Segment Start: RECORDS FOR THE TASK

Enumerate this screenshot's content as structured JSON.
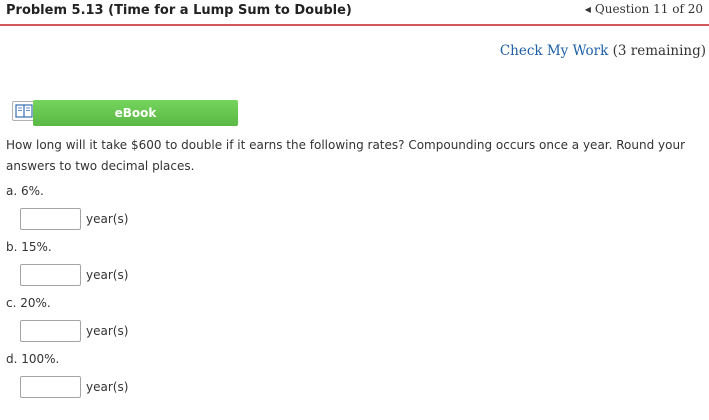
{
  "header": {
    "title": "Problem 5.13 (Time for a Lump Sum to Double)",
    "question_nav": "Question 11 of 20"
  },
  "check_work": {
    "link": "Check My Work",
    "remaining": "(3 remaining)"
  },
  "ebook": {
    "label": "eBook"
  },
  "question_text": "How long will it take $600 to double if it earns the following rates? Compounding occurs once a year. Round your answers to two decimal places.",
  "parts": [
    {
      "label": "a. 6%.",
      "value": "",
      "unit": "year(s)"
    },
    {
      "label": "b. 15%.",
      "value": "",
      "unit": "year(s)"
    },
    {
      "label": "c. 20%.",
      "value": "",
      "unit": "year(s)"
    },
    {
      "label": "d. 100%.",
      "value": "",
      "unit": "year(s)"
    }
  ]
}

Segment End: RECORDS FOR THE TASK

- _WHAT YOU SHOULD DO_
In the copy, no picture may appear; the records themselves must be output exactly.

- _ANSWER BOX_
Enumerate this screenshot's content as structured JSON.
{
  "header": {
    "title": "Problem 5.13 (Time for a Lump Sum to Double)",
    "question_nav": "Question 11 of 20"
  },
  "check_work": {
    "link": "Check My Work",
    "remaining": "(3 remaining)"
  },
  "ebook": {
    "label": "eBook"
  },
  "question_text": "How long will it take $600 to double if it earns the following rates? Compounding occurs once a year. Round your answers to two decimal places.",
  "parts": [
    {
      "label": "a. 6%.",
      "value": "",
      "unit": "year(s)"
    },
    {
      "label": "b. 15%.",
      "value": "",
      "unit": "year(s)"
    },
    {
      "label": "c. 20%.",
      "value": "",
      "unit": "year(s)"
    },
    {
      "label": "d. 100%.",
      "value": "",
      "unit": "year(s)"
    }
  ]
}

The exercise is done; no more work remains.